But anyways.

Original Post Has Been Removed; Facebook User Allegedly Finally Being Compensated

The original post, which has quite a bit of shares, has since been removed.

According to the original workshop, the customer has finally been compensated—whether it’s because the issue has gone viral or that it’s a coincidence, we’ll never know…though we can speculate 😉

But of course, all we’re wondering is this: how did it happen?

Original Workshop has Posted an Update on its Facebook Page

Yesterday night, GlozZ Factory Car grooming & Detailing, supposedly the so-called “Workshop A” as quoted in the example above, has spoken out about the incident in a Facebook post:

Ah Hock loved Michelle and asked her, ‘Ai stead mai?’ in the 90s. Today, he tried again but would it work? Prepare some tissue paper and watch their love story here:

If you can’t read, here’s what is written:

Glozz Factory sincerely apologize to Car owner Mr Eric Lau and his family for this unfortunate event. We understand the inconvenience and trouble that has caused to Mr Eric Lau. This is a heavy lesson learnt by Glozz Factory from such an unexpected event. We are also very fortunate that Mr Lau had kindly accepted us to make this necessary compensation. From here, I would like to thank Mr Lau for his graciousness towards us.

In addition to this, we too want to clarify to everyone about this incident. Glozz Factory took over Mr Lau’s car and parked in the workshop for works to be done. Shawn Chng, who is NOT Glozz Factory staff but from Chng Brother Motor Services, sneaked into our workshop in the night and quietly drove off Mr Lau’s car without permission.

We have lodged a police report for this case and will let the Law handle accordingly.

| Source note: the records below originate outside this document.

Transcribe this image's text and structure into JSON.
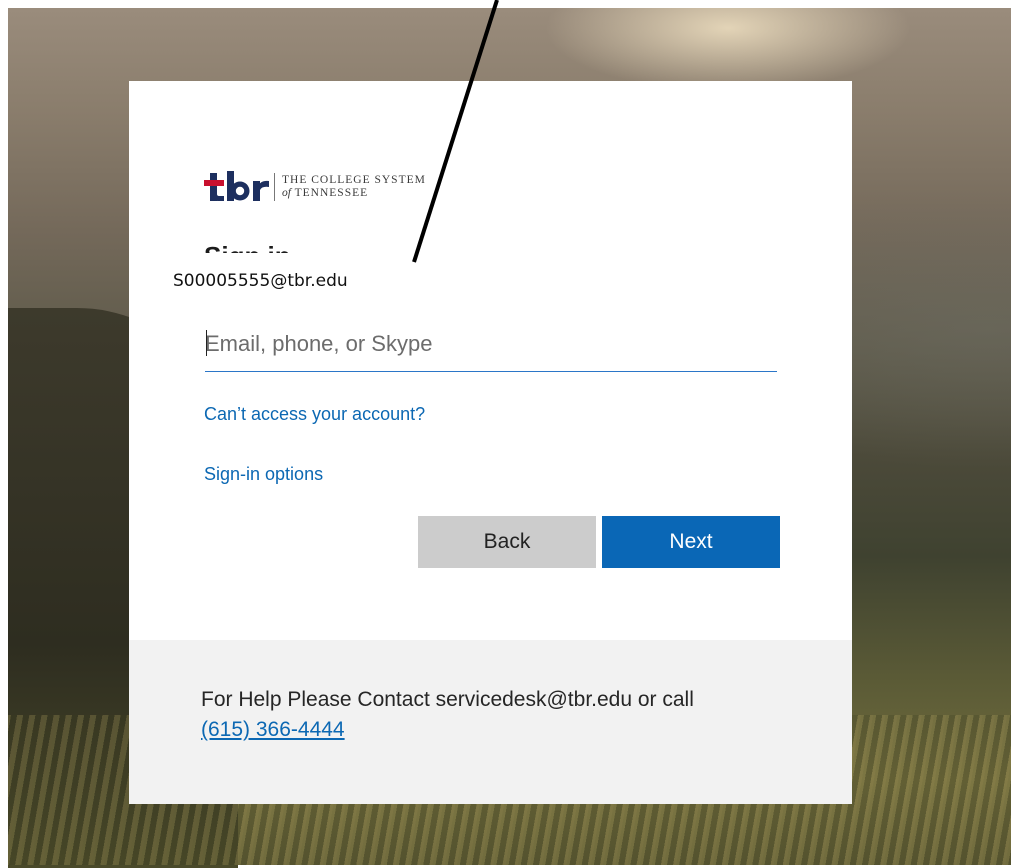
{
  "background": {
    "description_colors": {
      "sky": "#9a8c7c",
      "ground": "#4c4a3a"
    }
  },
  "logo": {
    "mark": "tbr",
    "line1": "THE COLLEGE SYSTEM",
    "line2_prefix": "of",
    "line2": "TENNESSEE",
    "mark_colors": {
      "primary": "#1d2f5f",
      "accent": "#c8102e"
    }
  },
  "page_title": "Sign in",
  "annotation": {
    "label": "S00005555@tbr.edu",
    "pointer": "arrow-line"
  },
  "email": {
    "value": "",
    "placeholder": "Email, phone, or Skype"
  },
  "links": {
    "cant_access": "Can’t access your account?",
    "signin_options": "Sign-in options"
  },
  "buttons": {
    "back": "Back",
    "next": "Next"
  },
  "footer": {
    "help_text": "For Help Please Contact servicedesk@tbr.edu or call",
    "phone": "(615) 366-4444"
  },
  "colors": {
    "accent": "#0a67b6",
    "link": "#0c68b3",
    "back_button": "#cccccc",
    "footer_bg": "#f2f2f2"
  }
}
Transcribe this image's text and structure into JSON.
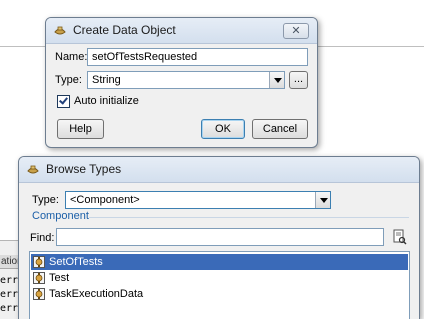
{
  "create_dialog": {
    "title": "Create Data Object",
    "close_label": "✕",
    "name_label": "Name:",
    "name_value": "setOfTestsRequested",
    "type_label": "Type:",
    "type_value": "String",
    "browse_label": "...",
    "auto_init_label": "Auto initialize",
    "auto_init_checked": true,
    "help_label": "Help",
    "ok_label": "OK",
    "cancel_label": "Cancel"
  },
  "browse_dialog": {
    "title": "Browse Types",
    "type_label": "Type:",
    "type_value": "<Component>",
    "group_label": "Component",
    "find_label": "Find:",
    "find_value": "",
    "items": [
      {
        "label": "SetOfTests",
        "selected": true
      },
      {
        "label": "Test",
        "selected": false
      },
      {
        "label": "TaskExecutionData",
        "selected": false
      }
    ]
  },
  "background": {
    "header_text": "ation",
    "rows": [
      "err",
      "err",
      "err"
    ]
  },
  "colors": {
    "selection": "#3a6ab8",
    "group_label": "#1b5fa8",
    "titlebar": "#d3dfee"
  }
}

As such, William Chng (Owner of Chng Brother Motor Services) together with his son, Shawn Chng and myself met up with car owner, Mr Eric Lau to have a private settlement. As per discussion, William Chng agreed to compensate Mr Lau.

However, William and his son made Mr Eric Lau waited for 2 months with no actions done. When we questioned William Chng about the compensation again, his answer was just “Lawyer Preparing” and ignoring the fact that we need to expedite the settlement. Therefore, I stood forward to bear all the compensation ourselves.

Through this post, I hope the public will have a clearer picture of this unfortunate case. We, Glozz Factory, have been always been sincere and always strive for the best for our customers.

In other words, it’s not just a case of mischief: it could have been a criminal act.

Though, of course, you’ve got to wonder: why would William Chng agreed to compensate Mr Lau when it’s his son who caused all the trouble?

Image: Pinterest

It’s heartening to see that Glozz Factory has decided to bear all the costs, though it might be a tad too late as bad reviews (which looks C&P) have been streaming in since the post went viral:

Well, at least we know the truth now.

And also we get to read about yet another strawberry story #justsaying

Case of Breaking In: A Cause for Concern?

If you’re read the comments, you’d see that people were hating because it seem easy to sneak into a workshop.

Now, read on because you’re going to get a shock (though you might not if you’re a car owner).

You see, car workshops are usually only open during office hours, and car owners often work office hours. What many owners do is this: they’ll contact the workshop one day earlier and send the car over to the workshop the next morning to let the mechanics do whatever repair or servicing is needed during the day.

Most of the times, in the morning when the workshop is not opened yet, the car owner would lock the car and put the car key into the workshop letterbox.

And since car owners could only collect the car after office hours, the workshop would leave the car unlocked and place the key somewhere inside the car, or on the tyre of the car. They’ll usually park it outside their workshop or somewhere nearby and inform the owner.

In other words, any car owners would know that you can just walk around a place with many workshops and see a few unlocked cars around at night.

So, sneaking into workshop? Nope, there’s no need to. It’s just like products that are left outside a shop overnight: Singapore’s so safe, no one would steal it.

So, yeah. Now you learn something.